** Opening DATASET EXTRACT block **

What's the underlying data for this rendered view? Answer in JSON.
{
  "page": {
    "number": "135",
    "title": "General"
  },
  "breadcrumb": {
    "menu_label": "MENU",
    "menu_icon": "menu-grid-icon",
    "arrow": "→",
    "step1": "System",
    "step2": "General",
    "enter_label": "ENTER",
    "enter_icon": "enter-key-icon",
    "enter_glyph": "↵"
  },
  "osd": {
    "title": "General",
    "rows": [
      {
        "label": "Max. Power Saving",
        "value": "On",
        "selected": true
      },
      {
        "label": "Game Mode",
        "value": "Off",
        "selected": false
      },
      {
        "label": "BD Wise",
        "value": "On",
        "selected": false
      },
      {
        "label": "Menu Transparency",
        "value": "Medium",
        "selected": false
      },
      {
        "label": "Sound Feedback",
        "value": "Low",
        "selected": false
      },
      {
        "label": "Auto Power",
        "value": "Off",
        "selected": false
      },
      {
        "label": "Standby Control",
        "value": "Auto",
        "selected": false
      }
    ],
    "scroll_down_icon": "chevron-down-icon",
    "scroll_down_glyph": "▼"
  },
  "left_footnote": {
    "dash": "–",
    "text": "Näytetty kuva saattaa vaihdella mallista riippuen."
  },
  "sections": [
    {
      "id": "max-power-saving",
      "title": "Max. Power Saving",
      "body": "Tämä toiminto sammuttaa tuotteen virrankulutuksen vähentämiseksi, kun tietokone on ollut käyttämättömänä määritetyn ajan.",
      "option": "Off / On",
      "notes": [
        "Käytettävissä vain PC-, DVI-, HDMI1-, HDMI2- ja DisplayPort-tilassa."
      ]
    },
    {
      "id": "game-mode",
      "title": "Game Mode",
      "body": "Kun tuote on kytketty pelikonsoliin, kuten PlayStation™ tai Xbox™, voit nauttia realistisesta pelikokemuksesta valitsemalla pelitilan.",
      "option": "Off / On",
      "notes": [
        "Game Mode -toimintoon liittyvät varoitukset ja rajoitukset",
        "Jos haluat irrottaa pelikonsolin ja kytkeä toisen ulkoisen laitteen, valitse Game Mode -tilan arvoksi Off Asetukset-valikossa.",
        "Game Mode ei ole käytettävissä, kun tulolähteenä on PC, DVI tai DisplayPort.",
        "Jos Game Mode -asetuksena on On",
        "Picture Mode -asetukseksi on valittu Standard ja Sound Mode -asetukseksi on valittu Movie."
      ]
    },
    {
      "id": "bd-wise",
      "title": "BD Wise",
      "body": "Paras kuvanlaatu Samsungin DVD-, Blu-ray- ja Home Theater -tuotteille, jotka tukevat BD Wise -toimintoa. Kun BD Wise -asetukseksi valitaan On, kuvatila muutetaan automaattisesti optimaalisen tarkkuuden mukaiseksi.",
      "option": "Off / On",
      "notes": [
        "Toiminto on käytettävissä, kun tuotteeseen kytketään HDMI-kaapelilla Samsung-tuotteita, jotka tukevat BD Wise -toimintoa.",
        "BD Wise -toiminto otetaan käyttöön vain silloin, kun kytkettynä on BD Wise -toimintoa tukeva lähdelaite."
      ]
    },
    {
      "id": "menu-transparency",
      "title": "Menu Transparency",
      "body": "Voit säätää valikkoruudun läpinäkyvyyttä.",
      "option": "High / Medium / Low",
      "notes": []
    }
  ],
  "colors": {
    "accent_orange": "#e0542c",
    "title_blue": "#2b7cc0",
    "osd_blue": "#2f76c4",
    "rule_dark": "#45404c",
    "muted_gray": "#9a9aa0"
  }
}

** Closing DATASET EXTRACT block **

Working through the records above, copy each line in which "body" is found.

      "body": "Tämä toiminto sammuttaa tuotteen virrankulutuksen vähentämiseksi, kun tietokone on ollut käyttämättömänä määritetyn ajan.",
      "body": "Kun tuote on kytketty pelikonsoliin, kuten PlayStation™ tai Xbox™, voit nauttia realistisesta pelikokemuksesta valitsemalla pelitilan.",
      "body": "Paras kuvanlaatu Samsungin DVD-, Blu-ray- ja Home Theater -tuotteille, jotka tukevat BD Wise -toimintoa. Kun BD Wise -asetukseksi valitaan On, kuvatila muutetaan automaattisesti optimaalisen tarkkuuden mukaiseksi.",
      "body": "Voit säätää valikkoruudun läpinäkyvyyttä.",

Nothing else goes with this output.